by David Beebe


Behind the backyard in red gold afternoon,

shadows from the freeway wash against the side of

forty-year-old homes in the neighborhood,

like wings from great barn owls stretched over shingles

and satellite dishes. Planes float down to earth

in graceful stride; the sound wresting dead leaves

from naked trees, leaving jet engine echoes to mix

with rush hour traffic like seltzer water.


Natural light pulls me as I pass

from room to room.

Two windows in the room I rent open

to the street and the khaki-colored grass. The

white noise of our upper stories, our memoir of visions;

nouns and verbs led us here. Mom,

Dad, the VCR. As I’m alone in the room,

time continues without my consent, loved

ones endure without my company, lives

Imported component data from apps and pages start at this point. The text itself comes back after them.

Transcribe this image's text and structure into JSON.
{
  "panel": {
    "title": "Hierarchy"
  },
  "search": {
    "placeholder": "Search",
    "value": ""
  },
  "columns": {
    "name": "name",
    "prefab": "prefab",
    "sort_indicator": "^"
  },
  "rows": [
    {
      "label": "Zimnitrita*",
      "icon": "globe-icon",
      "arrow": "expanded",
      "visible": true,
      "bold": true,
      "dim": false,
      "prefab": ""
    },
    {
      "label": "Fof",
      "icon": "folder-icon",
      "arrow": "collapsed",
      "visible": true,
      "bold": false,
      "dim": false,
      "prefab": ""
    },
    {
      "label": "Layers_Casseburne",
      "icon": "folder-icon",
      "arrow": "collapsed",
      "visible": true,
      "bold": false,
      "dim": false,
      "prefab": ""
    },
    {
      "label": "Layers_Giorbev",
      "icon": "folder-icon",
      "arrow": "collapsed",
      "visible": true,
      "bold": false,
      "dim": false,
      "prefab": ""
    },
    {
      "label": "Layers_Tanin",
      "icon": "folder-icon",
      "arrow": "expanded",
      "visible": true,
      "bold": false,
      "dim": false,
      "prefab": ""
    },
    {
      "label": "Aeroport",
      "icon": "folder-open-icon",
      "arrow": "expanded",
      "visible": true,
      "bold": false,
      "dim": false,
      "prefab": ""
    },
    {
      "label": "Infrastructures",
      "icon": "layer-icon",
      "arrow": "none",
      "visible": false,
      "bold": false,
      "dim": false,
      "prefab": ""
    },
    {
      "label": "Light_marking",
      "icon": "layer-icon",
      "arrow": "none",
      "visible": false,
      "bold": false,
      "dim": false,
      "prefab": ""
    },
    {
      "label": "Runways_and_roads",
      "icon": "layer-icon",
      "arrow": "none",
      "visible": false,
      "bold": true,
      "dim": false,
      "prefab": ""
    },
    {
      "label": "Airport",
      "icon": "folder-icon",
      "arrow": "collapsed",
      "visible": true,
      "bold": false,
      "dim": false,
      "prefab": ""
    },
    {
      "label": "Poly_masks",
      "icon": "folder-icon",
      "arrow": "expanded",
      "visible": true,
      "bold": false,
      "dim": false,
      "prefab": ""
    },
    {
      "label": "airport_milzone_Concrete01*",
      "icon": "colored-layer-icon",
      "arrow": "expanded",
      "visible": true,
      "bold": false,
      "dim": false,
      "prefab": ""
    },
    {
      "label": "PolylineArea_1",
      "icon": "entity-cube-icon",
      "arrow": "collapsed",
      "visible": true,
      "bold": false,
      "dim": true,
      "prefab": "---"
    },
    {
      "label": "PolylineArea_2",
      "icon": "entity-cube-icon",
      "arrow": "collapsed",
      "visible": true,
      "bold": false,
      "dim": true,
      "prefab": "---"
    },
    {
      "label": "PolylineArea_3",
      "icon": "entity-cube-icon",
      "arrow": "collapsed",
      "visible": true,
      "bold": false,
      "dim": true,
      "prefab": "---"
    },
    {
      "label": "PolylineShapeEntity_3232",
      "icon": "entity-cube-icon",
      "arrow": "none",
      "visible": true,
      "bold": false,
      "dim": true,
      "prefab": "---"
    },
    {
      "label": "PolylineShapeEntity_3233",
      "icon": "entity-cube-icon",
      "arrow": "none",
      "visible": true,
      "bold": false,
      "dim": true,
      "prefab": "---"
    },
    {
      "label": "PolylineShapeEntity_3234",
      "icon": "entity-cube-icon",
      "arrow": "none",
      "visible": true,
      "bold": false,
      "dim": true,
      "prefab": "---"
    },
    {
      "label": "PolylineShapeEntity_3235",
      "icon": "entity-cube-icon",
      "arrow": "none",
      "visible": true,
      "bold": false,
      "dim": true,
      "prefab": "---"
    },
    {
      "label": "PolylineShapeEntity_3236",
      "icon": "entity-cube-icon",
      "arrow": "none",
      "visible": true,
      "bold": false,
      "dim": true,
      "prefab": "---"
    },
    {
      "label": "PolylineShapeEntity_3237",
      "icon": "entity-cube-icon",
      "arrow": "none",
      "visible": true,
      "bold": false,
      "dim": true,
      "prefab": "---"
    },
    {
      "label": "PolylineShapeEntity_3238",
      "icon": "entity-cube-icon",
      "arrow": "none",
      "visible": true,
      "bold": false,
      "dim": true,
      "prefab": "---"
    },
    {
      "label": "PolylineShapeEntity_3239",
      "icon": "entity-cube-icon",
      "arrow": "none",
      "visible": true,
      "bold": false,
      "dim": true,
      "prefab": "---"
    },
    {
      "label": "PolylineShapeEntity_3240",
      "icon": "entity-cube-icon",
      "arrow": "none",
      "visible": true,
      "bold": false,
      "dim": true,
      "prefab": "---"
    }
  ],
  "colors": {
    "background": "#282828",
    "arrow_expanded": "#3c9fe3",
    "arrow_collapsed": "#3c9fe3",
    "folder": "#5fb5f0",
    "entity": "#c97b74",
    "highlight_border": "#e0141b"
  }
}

flicker outside my own in concatenation with fireflies:

my parents slowly separating in another state,

the girl across town who sleeps through the night

and talks to God and thinks absolutely nothing of me.


An indentation at the end of the bed hints of a ghost,

warns of high blood pressure, or driving under

the influence, or that a life not shared was

never a life at all.


Originally published in This Land: Fall 2015